Puppies learn a lot of important lessons through play. By wrestling and chasing their littermates, they learn how to read canine social cues and important things like how hard is too hard to bite when playing. When a dog joins a human family, play is an important way for them to bond with you. And it’s fun for everyone. But let’s dig into exactly what your dog gains from playing fetch – aside from a good time.
- Exercise – The most obvious thing is that your dog gets to run. Fetch is good exercise. For many pet dogs, a good walk is their most regular form of exercise as adults. But a regular game of fetch in the garden gives them a chance to use their muscles differently.
- Obedience – Fetch has rules, and your dog will learn that following your instructions has a reward. The dog must wait until you throw their toy and then they must drop it on command to continue the game. Fetch reinforces the lessons you teach in obedience about how your dog should look to you for instruction. And for so many safety reasons, it is important to teach your dog the command ‘drop’ or ‘let go’.
- Bonding – Having fun and working together are key ways to bond. The more fun your dog has with you, the more solid their bond to you is. And you’ll find that the more you play with your dog, the more you enjoy their company too. You’ll get to know each other better.
- Mental Activity – Many dog breeds joined human families as workers. They herded livestock, helped humans hunt, eliminated pests such as rodents and even pulled sleds. A bored dog is a destructive dog. Five minutes of fetch or other games every day can give them a boost mentally and prevent boredom.
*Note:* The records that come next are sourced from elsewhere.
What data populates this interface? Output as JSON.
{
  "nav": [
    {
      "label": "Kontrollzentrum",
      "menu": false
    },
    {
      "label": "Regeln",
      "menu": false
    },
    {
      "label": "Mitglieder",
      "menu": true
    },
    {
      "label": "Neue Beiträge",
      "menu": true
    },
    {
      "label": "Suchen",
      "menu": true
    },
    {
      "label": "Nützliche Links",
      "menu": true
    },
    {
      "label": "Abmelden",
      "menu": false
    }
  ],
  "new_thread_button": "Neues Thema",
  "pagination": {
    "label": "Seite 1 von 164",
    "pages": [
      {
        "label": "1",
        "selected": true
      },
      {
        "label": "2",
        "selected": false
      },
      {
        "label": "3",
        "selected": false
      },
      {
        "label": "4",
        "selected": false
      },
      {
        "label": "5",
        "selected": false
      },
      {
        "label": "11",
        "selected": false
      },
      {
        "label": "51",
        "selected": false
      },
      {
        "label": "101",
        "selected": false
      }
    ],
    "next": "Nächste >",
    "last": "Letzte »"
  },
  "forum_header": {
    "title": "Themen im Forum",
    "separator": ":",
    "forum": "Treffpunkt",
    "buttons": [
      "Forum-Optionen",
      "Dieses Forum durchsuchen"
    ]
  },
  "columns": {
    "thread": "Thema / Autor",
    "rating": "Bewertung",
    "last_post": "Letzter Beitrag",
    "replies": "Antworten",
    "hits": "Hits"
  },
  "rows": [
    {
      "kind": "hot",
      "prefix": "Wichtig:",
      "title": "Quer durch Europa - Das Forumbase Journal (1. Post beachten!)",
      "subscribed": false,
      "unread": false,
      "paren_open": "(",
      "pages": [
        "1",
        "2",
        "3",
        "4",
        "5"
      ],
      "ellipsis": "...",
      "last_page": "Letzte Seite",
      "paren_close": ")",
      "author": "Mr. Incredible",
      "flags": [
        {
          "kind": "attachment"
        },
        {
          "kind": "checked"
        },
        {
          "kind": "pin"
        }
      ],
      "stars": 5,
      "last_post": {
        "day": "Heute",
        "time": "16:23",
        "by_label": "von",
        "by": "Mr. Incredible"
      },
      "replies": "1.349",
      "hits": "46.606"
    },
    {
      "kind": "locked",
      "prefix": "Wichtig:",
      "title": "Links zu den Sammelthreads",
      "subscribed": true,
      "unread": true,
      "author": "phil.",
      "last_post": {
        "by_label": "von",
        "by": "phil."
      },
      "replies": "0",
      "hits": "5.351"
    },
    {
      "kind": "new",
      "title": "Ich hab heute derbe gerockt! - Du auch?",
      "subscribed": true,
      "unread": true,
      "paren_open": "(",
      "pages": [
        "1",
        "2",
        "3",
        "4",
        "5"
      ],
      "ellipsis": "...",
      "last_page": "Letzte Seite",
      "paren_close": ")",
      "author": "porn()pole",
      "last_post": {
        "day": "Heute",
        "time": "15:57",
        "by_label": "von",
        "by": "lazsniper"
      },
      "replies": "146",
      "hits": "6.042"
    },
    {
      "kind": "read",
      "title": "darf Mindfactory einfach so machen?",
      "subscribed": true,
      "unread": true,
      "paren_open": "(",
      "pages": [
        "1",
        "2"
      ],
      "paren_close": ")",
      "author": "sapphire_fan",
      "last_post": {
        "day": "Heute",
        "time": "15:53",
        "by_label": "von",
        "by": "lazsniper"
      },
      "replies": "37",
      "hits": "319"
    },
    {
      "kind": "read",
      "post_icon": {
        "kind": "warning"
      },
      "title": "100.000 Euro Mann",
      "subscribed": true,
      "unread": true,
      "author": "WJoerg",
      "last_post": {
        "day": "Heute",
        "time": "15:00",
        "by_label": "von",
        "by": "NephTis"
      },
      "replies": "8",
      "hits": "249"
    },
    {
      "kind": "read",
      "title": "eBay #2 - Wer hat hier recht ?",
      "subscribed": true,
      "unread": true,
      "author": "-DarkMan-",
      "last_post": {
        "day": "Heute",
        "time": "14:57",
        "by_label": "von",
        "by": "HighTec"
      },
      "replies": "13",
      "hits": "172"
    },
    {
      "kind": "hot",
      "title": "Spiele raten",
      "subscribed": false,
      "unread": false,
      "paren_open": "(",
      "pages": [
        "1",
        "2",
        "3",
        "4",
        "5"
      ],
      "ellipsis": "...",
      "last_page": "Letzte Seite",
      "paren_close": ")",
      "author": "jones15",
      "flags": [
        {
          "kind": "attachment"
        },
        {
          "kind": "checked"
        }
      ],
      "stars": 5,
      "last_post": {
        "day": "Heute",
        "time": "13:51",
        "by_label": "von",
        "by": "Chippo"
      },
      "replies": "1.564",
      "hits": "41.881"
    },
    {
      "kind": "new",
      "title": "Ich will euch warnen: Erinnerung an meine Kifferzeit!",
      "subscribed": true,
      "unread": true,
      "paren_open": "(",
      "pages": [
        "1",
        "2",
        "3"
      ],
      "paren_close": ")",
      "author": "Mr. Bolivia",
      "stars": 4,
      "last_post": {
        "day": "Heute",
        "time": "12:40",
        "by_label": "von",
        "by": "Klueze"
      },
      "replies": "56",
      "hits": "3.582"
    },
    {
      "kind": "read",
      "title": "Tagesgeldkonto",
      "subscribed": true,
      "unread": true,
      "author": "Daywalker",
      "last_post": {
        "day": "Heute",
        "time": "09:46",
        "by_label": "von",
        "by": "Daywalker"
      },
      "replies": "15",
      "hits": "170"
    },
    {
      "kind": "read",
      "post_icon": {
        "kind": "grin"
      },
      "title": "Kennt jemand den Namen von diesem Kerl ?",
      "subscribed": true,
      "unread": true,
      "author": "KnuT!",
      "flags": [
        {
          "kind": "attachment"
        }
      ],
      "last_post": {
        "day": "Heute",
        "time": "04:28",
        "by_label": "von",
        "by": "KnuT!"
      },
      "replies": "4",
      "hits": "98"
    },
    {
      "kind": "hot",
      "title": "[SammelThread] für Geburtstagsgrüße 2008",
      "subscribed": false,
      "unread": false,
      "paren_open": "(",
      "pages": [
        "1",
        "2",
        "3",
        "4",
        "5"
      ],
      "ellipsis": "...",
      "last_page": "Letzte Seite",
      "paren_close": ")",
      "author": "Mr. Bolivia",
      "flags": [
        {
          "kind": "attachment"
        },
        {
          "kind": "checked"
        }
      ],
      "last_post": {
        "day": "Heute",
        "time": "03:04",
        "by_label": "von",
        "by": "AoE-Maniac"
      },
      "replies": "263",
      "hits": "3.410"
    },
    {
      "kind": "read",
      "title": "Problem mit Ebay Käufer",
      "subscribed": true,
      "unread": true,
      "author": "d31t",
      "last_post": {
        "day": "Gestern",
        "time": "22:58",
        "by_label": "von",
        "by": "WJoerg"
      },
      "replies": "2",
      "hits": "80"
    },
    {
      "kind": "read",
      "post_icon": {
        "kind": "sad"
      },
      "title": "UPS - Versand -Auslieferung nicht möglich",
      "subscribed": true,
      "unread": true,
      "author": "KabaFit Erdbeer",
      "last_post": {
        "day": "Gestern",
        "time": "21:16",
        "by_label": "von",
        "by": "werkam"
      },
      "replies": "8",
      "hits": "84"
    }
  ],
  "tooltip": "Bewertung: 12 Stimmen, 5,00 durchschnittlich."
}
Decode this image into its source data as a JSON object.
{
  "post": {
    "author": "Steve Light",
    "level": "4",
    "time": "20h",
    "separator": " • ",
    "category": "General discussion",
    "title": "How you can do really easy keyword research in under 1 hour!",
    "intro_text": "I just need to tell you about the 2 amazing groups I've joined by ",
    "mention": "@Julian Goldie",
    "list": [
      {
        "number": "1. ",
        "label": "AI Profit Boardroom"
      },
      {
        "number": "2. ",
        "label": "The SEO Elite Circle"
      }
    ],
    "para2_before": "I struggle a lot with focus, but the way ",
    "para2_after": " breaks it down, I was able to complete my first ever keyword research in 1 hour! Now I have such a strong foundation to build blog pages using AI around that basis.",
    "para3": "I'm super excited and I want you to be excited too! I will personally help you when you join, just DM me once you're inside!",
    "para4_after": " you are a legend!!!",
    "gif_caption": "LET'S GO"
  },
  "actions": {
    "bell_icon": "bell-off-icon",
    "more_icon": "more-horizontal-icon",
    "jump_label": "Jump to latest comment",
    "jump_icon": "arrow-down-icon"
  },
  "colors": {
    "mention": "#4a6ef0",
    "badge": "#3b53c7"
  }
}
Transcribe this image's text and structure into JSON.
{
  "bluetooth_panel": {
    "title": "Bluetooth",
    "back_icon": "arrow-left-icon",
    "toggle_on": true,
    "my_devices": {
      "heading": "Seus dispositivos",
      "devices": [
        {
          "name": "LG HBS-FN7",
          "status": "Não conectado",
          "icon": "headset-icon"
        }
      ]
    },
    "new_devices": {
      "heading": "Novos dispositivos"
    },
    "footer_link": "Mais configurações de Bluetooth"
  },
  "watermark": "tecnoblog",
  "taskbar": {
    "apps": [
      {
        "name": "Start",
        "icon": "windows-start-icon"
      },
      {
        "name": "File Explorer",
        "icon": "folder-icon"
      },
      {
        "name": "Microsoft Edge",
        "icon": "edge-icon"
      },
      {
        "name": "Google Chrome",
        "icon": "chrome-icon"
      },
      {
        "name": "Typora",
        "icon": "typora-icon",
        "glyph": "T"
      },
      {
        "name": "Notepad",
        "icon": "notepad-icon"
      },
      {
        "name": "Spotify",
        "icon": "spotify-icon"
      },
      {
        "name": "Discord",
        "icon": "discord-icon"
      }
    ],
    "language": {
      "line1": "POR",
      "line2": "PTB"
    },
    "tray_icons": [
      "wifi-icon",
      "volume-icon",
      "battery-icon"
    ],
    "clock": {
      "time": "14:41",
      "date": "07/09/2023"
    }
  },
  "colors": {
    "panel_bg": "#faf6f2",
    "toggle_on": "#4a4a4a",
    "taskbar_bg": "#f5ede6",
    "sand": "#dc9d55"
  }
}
- Health Check – A simple game of fetch can also show up some health issues that dogs often conceal. If your dog loses interest after you throw the ball, it might be because their vision is failing and you’ve thrown it out of their range of sight. As your dog dashes across the garden, you have the chance to notice if they have a little limp or avoid putting weight on one paw. These things are not always obvious when your dog is walking calmly beside you.
How to Play Fetch
Different dogs prefer different toys for playing fetch, and having a few options will keep it interesting for your best friend. Try a bouncy ball, a Frisbee-style disk or a toy bone. Start by getting your dog interested in the toy with a little tug of war or teasing them a little. (Only a little!) Throw it a very short distance, maybe a meter. If your dog gets it, call them back to you and offer a treat. Odds are they will drop the toy for the treat. Give the command ‘drop it’ as you offer the treat. (Low calorie training treats are ideal for this.) Do this several times, but stop before they lose interest. If the dog doesn’t chase the toy, run and get it yourself. Some dogs need to see you hype up the game a bit! Dabbing a touch of butter or unsweetened peanut butter on the toy before you throw it can also entice them to chase it.
One great thing about fetch is that it is easily scaled to whatever space you have. You can send a frisbee toy sailing across a field, or you can roll a ball across the sitting room. (The front hall is often a great place for indoor play with your dog.) Once your dog learns the game, you can keep it interesting by switching the toy you throw.